This fortunately proved to be false as Lord Halifax was a supporter of Nazi appeasement and in early 1940 was considering a deal with Hitler. This deal was soundly dismissed by Churchill, making was with Germany irreversible.
Number 5: Abraham Lincoln
The last candidate on our list is possibly the most iconic American President in history. He ablished slavery in the US, lead the country through the Civil War and possibly hunted vampires. Well the last one may not be true but even so his other accomplishments are quite incredible.
However Lincoln’s legacy didn’t have a promising start, as he was seen as a backwoods unknown with little influence. However as with the others on this list, first impressions count for little.
Honest Abe’s electoral victory was really due to two factors, a home ground advantage and good, old fashioned, vote rigging. The Republican convention was held in Lincoln’s home state of Illinois, and local Republicans did all the could to secure a Lincoln victory.
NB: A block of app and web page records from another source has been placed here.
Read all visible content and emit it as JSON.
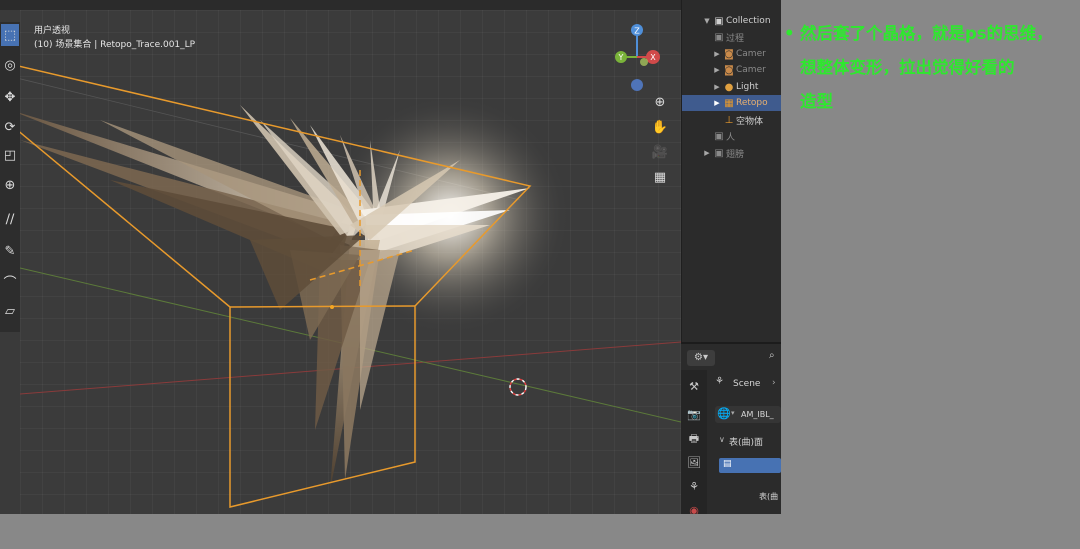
{
  "viewport": {
    "view_name": "用户透视",
    "context_line": "(10) 场景集合 | Retopo_Trace.001_LP"
  },
  "gizmo": {
    "z_label": "Z",
    "x_label": "X",
    "y_label": "Y"
  },
  "outliner": {
    "items": [
      {
        "label": "Collection"
      },
      {
        "label": "过程"
      },
      {
        "label": "Camer"
      },
      {
        "label": "Camer"
      },
      {
        "label": "Light"
      },
      {
        "label": "Retopo"
      },
      {
        "label": "空物体"
      },
      {
        "label": "人"
      },
      {
        "label": "翅膀"
      }
    ]
  },
  "properties": {
    "scene_label": "Scene",
    "world_field": "AM_IBL_",
    "section_label": "表(曲)面",
    "field_label": "表(曲"
  },
  "caption": {
    "bullet": "•",
    "lines": [
      "然后套了个晶格，就是ps的思维，",
      "想整体变形，拉出觉得好看的",
      "造型"
    ]
  },
  "colors": {
    "accent_blue": "#4772b3",
    "caption_green": "#2ee82e",
    "lattice_orange": "#e89a2c"
  }
}
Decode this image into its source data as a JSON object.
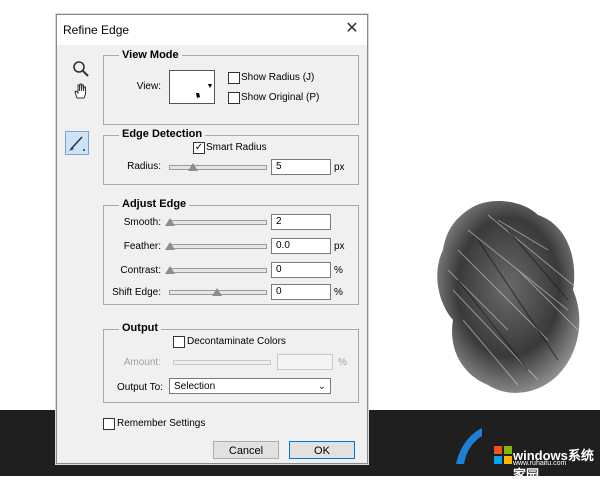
{
  "dialog": {
    "title": "Refine Edge",
    "close_glyph": "✕"
  },
  "tools": {
    "zoom_icon": "magnifier",
    "hand_icon": "hand",
    "brush_icon": "refine-radius-brush"
  },
  "view_mode": {
    "title": "View Mode",
    "view_label": "View:",
    "show_radius_label": "Show Radius (J)",
    "show_radius_checked": false,
    "show_original_label": "Show Original (P)",
    "show_original_checked": false
  },
  "edge_detection": {
    "title": "Edge Detection",
    "smart_radius_label": "Smart Radius",
    "smart_radius_checked": true,
    "radius_label": "Radius:",
    "radius_value": "5",
    "radius_unit": "px",
    "radius_slider_fraction": 0.25
  },
  "adjust_edge": {
    "title": "Adjust Edge",
    "rows": [
      {
        "label": "Smooth:",
        "value": "2",
        "unit": "",
        "slider_fraction": 0.0
      },
      {
        "label": "Feather:",
        "value": "0.0",
        "unit": "px",
        "slider_fraction": 0.0
      },
      {
        "label": "Contrast:",
        "value": "0",
        "unit": "%",
        "slider_fraction": 0.0
      },
      {
        "label": "Shift Edge:",
        "value": "0",
        "unit": "%",
        "slider_fraction": 0.5
      }
    ]
  },
  "output": {
    "title": "Output",
    "decontaminate_label": "Decontaminate Colors",
    "decontaminate_checked": false,
    "amount_label": "Amount:",
    "amount_value": "",
    "amount_unit": "%",
    "output_to_label": "Output To:",
    "output_to_value": "Selection"
  },
  "remember": {
    "label": "Remember Settings",
    "checked": false
  },
  "buttons": {
    "cancel": "Cancel",
    "ok": "OK"
  },
  "watermark": {
    "text": "windows系统家园",
    "url": "www.ruhaitu.com"
  },
  "colors": {
    "dialog_bg": "#f0f0f0",
    "accent": "#0078d7",
    "bottom_bar": "#1f1f1f"
  }
}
They seated anti-Lincoln delegates away from their undecided fellows, and handed out last minute tickets to Lincoln supporters to swell his numbers.
However the final nail in the coffin was when Ohio delegates were bribed by Lincoln supporter and editor of the Chicago Daily Press and Tribune, Joseph Medill. He promised the delegates that their nominee would have “anything he wants” for their support of Abe.
These are but a few examples of the weird ways in which world leaders have come to power, so when watching current candidates coming out with utter nonsense and wondering how on earth they could become president remember this. Stranger things have happened.
Main image courtesy of Gage Skidmore via Flickr